In political speak, a protectionist is someone who is against free trade. They want to protect American businesses, and indirectly American workers, from cheap labor offered abroad.
The underlying argument is that American workers require protection from competition.The underlying argument is that American workers require, or benefit from, protection from competition.
This same argument is used to restrict many other liberties.
Crusaders against immigration lament that low wage earning immigrants steal jobs from, and drive down the wages of American born workers.
Opponents of Uber and AirBnB claim that hotel owners, and taxi drivers, need to be protected from cheap competition offered in the sharing economy.
Even advocates of the minimum wage are protectionists. They feel that workers need to be protected from other workers who would offer to sell their labor at a lower price. This was evident in the first debate over the minimum wage, when white workers felt they needed protection against cheaper, African-American labor.
The minimum wage was first implemented in the United States nationally in 1931 by the Davis-Bacon act. During the debate in the House of representatives, Rep. William Upshaw (D-Ga.) complained of the “superabundance or large aggregation of Negro labor.” Rep. Miles Allgood (D-Ala.) said, “That contractor has cheap colored labor that he transports, and he puts them in cabins, and it is labor of that sort that is in competition with white labor throughout the country.”
Opposition to immigration, trade, the sharing economy, and a wage set by the market is all the same tired argument, rebranded to hide its proven failure.
It’s Always Anti-Competitive
Protectionism fails because the harms of protectionist policies are guaranteed to exceed the benefits. Any benefits transferred to the producers are passed onto the consumer in the form of higher prices. However, because less exchange takes place at a higher price, there is a deadweight loss to the economy as a whole.
Protectionism is propped up by a political system of concentrated benefits and dispersed costs that make it difficult to defeat. Imagine you own a hotel, and a bill is sitting on your legislator’s desk to ban AirBnB.
You will make it known to your legislator, that your support for him, and the support of 100 other hotel owners like you, depends on him signing the bill. Meanwhile the hundreds of thousands of consumers who are hurt by this bill, care more about other things.

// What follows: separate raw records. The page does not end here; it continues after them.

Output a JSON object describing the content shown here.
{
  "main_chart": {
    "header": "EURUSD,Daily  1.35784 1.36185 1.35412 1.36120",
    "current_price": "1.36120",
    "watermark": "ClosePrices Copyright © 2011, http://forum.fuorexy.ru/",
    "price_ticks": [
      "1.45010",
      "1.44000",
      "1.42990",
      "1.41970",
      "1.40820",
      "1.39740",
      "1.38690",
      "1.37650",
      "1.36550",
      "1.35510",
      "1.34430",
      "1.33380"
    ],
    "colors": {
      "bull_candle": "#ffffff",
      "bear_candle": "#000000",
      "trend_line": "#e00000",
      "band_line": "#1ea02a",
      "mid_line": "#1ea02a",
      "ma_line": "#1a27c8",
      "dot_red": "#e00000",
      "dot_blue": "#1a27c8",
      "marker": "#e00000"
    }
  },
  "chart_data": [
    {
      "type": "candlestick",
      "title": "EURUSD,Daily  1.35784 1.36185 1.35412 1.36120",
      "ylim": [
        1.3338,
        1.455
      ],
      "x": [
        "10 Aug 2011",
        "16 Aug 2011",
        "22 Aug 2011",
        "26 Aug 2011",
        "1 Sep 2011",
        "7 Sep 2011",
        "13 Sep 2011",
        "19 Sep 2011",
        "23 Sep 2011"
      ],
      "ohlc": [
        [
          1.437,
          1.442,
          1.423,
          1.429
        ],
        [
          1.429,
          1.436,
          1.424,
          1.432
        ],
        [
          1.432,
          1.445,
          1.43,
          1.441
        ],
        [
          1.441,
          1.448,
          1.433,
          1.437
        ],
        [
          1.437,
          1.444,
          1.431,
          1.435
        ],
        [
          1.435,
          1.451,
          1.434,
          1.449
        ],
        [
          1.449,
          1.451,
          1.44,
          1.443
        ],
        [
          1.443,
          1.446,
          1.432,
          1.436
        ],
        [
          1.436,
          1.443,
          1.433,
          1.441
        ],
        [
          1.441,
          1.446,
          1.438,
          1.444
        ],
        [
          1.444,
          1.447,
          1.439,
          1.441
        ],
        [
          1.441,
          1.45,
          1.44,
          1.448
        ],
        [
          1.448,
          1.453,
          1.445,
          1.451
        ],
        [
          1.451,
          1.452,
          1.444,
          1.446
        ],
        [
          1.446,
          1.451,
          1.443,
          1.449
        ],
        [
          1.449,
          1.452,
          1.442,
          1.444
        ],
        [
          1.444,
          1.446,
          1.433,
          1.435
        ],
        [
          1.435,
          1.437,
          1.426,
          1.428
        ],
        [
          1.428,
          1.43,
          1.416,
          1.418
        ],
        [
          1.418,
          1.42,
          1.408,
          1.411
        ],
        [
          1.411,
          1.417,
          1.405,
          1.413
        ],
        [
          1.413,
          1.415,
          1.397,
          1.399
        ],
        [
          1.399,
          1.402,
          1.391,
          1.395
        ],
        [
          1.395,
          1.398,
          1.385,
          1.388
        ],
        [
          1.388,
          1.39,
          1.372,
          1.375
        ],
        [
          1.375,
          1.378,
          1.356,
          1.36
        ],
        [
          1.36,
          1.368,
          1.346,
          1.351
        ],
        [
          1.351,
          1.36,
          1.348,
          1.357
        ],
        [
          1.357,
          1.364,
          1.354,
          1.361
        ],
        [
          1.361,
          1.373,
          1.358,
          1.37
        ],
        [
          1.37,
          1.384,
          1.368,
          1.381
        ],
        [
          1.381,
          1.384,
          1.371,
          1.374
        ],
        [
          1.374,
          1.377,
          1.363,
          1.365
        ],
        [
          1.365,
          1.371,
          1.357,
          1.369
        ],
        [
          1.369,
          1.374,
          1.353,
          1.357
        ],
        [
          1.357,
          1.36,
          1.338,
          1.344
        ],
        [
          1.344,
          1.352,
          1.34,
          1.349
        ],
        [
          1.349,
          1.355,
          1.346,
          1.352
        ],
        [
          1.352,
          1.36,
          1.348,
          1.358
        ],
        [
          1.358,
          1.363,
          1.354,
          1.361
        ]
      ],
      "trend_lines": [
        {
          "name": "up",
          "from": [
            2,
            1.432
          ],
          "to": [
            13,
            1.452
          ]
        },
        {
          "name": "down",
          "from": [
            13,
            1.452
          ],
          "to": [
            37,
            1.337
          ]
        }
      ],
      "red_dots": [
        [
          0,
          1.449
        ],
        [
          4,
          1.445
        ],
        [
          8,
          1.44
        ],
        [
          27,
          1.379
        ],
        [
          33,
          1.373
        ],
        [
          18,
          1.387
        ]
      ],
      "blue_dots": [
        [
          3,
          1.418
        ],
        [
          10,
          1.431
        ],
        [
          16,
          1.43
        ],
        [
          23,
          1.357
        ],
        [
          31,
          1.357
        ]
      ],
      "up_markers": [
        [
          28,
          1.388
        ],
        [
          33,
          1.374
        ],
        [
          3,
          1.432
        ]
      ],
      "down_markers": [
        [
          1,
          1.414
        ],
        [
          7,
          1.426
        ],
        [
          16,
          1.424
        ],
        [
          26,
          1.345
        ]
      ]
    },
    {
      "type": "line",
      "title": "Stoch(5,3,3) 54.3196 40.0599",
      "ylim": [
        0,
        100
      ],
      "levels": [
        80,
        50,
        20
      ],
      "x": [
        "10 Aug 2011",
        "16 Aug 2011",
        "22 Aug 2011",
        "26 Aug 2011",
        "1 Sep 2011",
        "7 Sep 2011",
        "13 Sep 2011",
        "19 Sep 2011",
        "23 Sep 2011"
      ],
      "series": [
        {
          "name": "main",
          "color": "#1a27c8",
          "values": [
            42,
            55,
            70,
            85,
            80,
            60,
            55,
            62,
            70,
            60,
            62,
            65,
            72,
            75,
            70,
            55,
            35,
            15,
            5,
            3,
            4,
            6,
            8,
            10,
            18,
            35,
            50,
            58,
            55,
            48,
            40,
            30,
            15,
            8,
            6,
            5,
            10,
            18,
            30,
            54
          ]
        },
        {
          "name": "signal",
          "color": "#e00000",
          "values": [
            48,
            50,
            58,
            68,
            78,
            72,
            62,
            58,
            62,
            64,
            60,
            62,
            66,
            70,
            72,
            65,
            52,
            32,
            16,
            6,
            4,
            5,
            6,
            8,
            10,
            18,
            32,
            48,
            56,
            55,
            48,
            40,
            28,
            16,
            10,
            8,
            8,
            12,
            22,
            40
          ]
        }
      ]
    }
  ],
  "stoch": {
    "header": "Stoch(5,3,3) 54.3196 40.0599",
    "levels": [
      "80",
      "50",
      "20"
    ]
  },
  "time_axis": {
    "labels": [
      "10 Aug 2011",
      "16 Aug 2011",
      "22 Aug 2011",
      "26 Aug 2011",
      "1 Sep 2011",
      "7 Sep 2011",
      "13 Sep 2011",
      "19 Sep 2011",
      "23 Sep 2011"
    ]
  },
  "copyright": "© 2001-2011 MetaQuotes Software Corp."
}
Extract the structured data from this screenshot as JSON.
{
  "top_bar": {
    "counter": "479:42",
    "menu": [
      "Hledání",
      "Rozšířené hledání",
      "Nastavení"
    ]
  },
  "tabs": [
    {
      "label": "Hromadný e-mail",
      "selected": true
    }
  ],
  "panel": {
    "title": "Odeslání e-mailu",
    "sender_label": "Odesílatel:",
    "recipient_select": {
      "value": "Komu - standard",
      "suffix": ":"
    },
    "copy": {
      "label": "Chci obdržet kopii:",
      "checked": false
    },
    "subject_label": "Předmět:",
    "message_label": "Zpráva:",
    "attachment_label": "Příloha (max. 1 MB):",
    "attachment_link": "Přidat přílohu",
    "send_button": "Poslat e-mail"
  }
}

The Damage Adds Up
The individual consumer may not care much about the hurt she suffers from a more expensive hotel, but it adds up. Hundreds of thousands of goods are more expensive because of tariffs or quotas. Hundreds of services become more expensive for everyone because of occupational licensing laws.
Because of the incentives within the system, this will be one of the most difficult economic problems to fix. It requires vigilance, it requires us to call our representatives while they consider protectionist laws, it requires us to vote for non-protectionist candidates. If we do all this, we can rid ourselves of the largest drag on our economy.
Daniel Gold is a student at Carleton College.
This article was originally published on FEE.org. Read the original article.